What this task involves
Look through the listing for the string "structured" and copy out every line that holds it.

Records shown
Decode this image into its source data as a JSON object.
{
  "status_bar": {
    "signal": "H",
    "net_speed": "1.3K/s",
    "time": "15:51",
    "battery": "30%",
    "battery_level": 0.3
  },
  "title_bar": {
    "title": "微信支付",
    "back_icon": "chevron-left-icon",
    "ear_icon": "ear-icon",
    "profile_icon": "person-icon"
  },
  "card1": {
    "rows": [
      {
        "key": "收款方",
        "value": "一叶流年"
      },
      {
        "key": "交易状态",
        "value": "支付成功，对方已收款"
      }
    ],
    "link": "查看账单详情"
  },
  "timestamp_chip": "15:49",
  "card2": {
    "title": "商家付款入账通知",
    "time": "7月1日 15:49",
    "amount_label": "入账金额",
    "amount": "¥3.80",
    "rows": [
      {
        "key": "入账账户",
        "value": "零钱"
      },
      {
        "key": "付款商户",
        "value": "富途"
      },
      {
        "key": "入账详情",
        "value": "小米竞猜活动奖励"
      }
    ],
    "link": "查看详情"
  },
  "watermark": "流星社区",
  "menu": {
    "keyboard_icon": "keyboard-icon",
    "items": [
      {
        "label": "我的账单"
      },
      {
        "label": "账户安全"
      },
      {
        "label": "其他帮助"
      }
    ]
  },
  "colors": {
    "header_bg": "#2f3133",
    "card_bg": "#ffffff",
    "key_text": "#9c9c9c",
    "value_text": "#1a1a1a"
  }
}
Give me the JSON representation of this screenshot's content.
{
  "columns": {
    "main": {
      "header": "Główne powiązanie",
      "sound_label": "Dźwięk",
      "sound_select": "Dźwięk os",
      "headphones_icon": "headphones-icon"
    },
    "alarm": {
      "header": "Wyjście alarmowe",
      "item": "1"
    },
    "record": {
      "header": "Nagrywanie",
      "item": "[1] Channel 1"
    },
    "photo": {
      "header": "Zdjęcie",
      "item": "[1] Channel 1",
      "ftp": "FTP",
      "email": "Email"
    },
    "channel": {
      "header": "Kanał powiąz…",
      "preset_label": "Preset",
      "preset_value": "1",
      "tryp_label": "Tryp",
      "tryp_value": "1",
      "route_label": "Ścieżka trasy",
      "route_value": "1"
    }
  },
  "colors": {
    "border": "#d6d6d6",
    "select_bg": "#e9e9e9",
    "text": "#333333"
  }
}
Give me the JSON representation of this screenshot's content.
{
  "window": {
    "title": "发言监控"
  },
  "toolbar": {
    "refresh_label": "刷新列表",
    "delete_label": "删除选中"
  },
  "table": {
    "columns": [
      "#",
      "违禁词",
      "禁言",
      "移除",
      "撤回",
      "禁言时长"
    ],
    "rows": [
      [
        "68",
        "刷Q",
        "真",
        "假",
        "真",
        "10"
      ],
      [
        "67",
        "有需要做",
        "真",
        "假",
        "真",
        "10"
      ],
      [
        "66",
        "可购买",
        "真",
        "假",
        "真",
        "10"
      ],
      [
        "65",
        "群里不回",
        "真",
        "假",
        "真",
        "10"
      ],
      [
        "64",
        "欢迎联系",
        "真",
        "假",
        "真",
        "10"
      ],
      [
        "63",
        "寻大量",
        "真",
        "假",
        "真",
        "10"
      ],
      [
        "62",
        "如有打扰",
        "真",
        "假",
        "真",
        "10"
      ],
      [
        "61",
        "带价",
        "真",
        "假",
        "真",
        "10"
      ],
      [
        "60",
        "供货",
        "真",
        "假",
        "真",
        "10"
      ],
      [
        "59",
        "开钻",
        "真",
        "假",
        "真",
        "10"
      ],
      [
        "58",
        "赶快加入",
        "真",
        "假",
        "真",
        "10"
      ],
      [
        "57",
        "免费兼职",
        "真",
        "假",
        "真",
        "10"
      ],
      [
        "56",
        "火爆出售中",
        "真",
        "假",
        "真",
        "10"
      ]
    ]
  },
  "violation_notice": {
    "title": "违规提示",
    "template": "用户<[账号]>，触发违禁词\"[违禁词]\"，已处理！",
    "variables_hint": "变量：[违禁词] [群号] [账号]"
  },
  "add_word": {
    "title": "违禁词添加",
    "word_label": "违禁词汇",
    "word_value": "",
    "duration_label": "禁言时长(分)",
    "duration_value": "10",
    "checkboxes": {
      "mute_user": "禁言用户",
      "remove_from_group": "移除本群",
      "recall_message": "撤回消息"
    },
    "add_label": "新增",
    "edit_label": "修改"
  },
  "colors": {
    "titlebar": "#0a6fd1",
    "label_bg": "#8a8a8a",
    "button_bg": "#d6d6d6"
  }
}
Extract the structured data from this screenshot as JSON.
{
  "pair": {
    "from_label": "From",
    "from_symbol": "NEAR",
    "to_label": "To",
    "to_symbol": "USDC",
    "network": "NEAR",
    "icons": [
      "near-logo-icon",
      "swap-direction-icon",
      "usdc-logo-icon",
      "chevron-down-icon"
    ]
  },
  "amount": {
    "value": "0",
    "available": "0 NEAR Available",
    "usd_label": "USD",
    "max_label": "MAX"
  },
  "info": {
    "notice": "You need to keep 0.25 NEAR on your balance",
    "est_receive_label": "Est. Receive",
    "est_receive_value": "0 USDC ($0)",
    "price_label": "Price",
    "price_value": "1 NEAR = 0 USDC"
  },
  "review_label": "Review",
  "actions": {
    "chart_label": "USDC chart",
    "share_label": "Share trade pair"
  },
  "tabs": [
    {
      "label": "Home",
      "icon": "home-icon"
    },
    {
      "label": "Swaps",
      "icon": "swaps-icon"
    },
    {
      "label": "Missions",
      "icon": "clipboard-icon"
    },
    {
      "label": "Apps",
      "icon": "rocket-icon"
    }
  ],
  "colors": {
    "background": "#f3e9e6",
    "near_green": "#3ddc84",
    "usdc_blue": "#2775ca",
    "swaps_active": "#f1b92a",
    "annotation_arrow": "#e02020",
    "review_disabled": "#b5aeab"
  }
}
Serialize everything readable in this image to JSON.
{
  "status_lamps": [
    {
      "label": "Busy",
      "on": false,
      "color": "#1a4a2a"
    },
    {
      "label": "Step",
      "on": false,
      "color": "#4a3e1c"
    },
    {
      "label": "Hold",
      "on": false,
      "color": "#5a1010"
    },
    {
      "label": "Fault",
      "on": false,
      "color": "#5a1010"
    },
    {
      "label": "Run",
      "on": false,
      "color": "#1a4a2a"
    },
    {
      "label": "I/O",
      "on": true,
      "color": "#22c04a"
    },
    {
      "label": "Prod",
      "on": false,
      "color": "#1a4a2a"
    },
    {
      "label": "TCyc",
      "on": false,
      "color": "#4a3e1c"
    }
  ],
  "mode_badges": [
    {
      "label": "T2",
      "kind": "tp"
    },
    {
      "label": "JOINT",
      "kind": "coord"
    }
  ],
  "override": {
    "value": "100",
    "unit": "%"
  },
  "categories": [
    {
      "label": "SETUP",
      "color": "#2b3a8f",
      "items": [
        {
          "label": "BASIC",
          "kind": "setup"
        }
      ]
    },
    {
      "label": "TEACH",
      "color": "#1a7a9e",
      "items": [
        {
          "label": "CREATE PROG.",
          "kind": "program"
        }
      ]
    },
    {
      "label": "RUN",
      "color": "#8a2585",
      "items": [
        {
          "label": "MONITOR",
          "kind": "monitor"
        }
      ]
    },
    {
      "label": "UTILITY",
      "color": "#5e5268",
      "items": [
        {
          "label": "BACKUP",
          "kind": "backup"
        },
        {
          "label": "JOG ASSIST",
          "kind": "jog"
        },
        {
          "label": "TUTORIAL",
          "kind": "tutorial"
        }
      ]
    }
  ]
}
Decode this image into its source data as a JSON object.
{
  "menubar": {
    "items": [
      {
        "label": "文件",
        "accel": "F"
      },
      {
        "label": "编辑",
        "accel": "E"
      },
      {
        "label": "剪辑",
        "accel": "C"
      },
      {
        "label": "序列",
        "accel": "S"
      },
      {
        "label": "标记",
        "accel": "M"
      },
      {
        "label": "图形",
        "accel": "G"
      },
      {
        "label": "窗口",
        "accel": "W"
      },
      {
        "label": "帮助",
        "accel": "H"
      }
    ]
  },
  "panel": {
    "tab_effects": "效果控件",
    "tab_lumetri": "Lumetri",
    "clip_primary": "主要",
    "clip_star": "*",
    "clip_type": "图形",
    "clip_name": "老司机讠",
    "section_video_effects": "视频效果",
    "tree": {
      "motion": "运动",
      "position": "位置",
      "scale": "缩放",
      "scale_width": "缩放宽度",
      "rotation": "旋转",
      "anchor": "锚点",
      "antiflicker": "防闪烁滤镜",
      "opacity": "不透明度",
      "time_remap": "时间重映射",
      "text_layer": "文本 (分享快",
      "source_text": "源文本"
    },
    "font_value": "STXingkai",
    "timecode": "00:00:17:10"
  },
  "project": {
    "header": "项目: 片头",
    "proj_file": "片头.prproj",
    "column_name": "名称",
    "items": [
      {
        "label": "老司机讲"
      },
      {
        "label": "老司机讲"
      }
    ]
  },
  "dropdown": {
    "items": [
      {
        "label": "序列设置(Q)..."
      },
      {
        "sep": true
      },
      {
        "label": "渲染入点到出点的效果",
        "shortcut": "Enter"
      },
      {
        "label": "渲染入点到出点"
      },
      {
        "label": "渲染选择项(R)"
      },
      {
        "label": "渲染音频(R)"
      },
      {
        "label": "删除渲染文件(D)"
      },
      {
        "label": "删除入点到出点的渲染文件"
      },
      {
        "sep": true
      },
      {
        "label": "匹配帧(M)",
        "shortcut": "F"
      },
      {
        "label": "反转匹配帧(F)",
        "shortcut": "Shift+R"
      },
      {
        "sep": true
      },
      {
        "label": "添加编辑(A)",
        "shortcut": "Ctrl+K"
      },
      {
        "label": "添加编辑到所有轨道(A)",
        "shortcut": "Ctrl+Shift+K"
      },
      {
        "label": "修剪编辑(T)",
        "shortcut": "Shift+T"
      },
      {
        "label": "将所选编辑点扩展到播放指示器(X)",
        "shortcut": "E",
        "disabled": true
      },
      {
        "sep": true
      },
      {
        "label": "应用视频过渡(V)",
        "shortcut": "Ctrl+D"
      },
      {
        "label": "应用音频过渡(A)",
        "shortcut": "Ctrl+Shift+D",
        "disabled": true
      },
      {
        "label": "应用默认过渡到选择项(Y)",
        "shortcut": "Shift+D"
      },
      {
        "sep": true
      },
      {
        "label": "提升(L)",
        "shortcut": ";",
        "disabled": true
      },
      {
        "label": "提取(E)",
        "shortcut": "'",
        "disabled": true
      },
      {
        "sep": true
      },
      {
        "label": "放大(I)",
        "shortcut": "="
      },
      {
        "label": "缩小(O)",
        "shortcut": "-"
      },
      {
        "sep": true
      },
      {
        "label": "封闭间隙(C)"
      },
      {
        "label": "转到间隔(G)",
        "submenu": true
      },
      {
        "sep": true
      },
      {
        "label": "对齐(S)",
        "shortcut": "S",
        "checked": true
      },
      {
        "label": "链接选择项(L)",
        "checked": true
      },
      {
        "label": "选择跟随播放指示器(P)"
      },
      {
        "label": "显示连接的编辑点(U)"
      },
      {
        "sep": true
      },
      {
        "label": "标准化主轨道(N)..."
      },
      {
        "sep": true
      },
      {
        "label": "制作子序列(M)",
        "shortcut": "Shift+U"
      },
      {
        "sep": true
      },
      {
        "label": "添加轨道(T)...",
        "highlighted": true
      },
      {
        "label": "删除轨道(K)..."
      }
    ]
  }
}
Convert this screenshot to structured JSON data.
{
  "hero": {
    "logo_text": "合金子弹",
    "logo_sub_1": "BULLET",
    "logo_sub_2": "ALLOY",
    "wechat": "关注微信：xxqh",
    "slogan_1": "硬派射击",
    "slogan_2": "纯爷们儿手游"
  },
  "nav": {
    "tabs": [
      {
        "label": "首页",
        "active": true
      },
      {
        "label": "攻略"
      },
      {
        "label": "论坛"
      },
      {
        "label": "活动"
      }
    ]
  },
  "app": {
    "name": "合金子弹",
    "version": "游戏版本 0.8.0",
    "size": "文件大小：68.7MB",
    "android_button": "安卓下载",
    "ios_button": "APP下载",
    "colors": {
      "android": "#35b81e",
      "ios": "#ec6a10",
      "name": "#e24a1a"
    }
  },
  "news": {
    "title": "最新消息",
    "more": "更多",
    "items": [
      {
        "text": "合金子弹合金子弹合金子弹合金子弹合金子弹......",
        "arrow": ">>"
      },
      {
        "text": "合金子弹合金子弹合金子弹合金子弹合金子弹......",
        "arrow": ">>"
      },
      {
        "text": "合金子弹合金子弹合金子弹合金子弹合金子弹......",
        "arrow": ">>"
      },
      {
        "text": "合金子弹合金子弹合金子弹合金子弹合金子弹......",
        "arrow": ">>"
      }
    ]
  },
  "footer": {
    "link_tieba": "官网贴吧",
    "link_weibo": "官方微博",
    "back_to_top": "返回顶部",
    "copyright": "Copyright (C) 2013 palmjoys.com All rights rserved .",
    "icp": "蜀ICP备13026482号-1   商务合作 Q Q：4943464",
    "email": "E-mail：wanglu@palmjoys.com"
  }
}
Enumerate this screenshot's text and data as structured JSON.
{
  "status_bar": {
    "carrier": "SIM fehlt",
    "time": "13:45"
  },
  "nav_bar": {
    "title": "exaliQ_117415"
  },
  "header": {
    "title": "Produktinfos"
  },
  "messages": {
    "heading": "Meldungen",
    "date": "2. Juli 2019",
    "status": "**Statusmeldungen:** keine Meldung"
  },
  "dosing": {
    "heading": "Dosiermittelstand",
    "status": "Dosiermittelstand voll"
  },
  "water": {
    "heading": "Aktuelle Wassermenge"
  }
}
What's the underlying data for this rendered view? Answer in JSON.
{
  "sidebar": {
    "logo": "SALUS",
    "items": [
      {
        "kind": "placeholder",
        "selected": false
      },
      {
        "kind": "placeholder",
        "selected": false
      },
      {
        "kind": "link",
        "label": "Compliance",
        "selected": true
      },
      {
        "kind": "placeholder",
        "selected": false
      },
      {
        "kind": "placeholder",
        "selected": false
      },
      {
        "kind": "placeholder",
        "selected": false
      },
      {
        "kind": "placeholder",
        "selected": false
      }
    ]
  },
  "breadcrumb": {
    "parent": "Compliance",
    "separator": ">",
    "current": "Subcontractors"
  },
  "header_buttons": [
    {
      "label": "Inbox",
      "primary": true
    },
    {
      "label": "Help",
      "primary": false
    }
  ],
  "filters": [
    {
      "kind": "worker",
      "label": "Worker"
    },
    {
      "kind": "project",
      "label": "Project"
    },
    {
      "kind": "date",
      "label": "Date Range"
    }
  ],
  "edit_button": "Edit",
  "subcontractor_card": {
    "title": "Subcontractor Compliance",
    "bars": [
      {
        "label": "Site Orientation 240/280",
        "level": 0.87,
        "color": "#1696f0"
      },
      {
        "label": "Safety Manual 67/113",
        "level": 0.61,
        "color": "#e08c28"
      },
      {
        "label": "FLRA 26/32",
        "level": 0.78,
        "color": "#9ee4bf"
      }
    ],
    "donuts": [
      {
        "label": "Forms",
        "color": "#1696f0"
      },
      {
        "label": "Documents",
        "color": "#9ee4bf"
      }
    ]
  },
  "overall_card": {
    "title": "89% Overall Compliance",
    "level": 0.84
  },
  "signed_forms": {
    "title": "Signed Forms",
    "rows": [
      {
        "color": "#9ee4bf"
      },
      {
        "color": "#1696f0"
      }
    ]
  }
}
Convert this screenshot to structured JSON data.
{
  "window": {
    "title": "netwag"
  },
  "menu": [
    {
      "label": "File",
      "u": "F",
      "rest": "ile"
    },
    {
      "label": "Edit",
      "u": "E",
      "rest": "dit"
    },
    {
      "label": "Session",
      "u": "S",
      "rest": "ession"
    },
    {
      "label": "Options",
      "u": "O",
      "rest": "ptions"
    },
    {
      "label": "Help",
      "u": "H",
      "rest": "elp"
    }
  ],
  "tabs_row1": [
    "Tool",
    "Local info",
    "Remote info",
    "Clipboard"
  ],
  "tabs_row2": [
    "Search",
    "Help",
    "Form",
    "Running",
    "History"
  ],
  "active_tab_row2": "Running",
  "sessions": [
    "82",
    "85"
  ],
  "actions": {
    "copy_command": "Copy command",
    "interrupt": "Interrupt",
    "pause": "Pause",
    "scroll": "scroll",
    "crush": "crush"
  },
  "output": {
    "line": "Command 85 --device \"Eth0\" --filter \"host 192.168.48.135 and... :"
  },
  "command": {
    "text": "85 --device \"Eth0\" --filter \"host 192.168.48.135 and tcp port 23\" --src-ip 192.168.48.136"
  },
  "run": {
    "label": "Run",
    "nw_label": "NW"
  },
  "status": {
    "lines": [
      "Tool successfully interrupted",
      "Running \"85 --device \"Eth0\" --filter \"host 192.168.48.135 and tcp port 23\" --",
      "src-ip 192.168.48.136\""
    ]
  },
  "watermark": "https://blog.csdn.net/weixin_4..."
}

Response to this exercise
Extract the structured data from this screenshot as JSON.
Convert this screenshot to structured JSON data.
Enumerate this screenshot's text and data as structured JSON.
Convert this screenshot to structured JSON data.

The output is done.